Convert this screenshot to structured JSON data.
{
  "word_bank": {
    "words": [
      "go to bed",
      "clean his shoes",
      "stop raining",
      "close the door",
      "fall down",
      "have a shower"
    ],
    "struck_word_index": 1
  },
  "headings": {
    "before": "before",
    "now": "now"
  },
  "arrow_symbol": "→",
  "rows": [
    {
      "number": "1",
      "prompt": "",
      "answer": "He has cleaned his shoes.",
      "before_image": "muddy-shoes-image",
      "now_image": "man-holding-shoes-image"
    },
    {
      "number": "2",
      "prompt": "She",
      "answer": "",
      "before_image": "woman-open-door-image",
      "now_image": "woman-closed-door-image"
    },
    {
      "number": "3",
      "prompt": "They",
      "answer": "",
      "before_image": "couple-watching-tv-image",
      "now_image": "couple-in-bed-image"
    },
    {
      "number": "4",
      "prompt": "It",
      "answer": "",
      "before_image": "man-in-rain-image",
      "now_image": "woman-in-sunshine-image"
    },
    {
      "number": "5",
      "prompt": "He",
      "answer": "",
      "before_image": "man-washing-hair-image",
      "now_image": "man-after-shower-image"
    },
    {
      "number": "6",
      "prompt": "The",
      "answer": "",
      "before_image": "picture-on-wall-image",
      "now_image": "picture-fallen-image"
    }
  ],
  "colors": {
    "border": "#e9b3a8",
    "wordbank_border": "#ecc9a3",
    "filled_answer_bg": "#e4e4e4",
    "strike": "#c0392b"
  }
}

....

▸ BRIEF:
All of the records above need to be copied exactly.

▸ ANSWER SECTION:
Convert this screenshot to structured JSON data.
{
  "word_bank": {
    "words": [
      "go to bed",
      "clean his shoes",
      "stop raining",
      "close the door",
      "fall down",
      "have a shower"
    ],
    "struck_word_index": 1
  },
  "headings": {
    "before": "before",
    "now": "now"
  },
  "arrow_symbol": "→",
  "rows": [
    {
      "number": "1",
      "prompt": "",
      "answer": "He has cleaned his shoes.",
      "before_image": "muddy-shoes-image",
      "now_image": "man-holding-shoes-image"
    },
    {
      "number": "2",
      "prompt": "She",
      "answer": "",
      "before_image": "woman-open-door-image",
      "now_image": "woman-closed-door-image"
    },
    {
      "number": "3",
      "prompt": "They",
      "answer": "",
      "before_image": "couple-watching-tv-image",
      "now_image": "couple-in-bed-image"
    },
    {
      "number": "4",
      "prompt": "It",
      "answer": "",
      "before_image": "man-in-rain-image",
      "now_image": "woman-in-sunshine-image"
    },
    {
      "number": "5",
      "prompt": "He",
      "answer": "",
      "before_image": "man-washing-hair-image",
      "now_image": "man-after-shower-image"
    },
    {
      "number": "6",
      "prompt": "The",
      "answer": "",
      "before_image": "picture-on-wall-image",
      "now_image": "picture-fallen-image"
    }
  ],
  "colors": {
    "border": "#e9b3a8",
    "wordbank_border": "#ecc9a3",
    "filled_answer_bg": "#e4e4e4",
    "strike": "#c0392b"
  }
}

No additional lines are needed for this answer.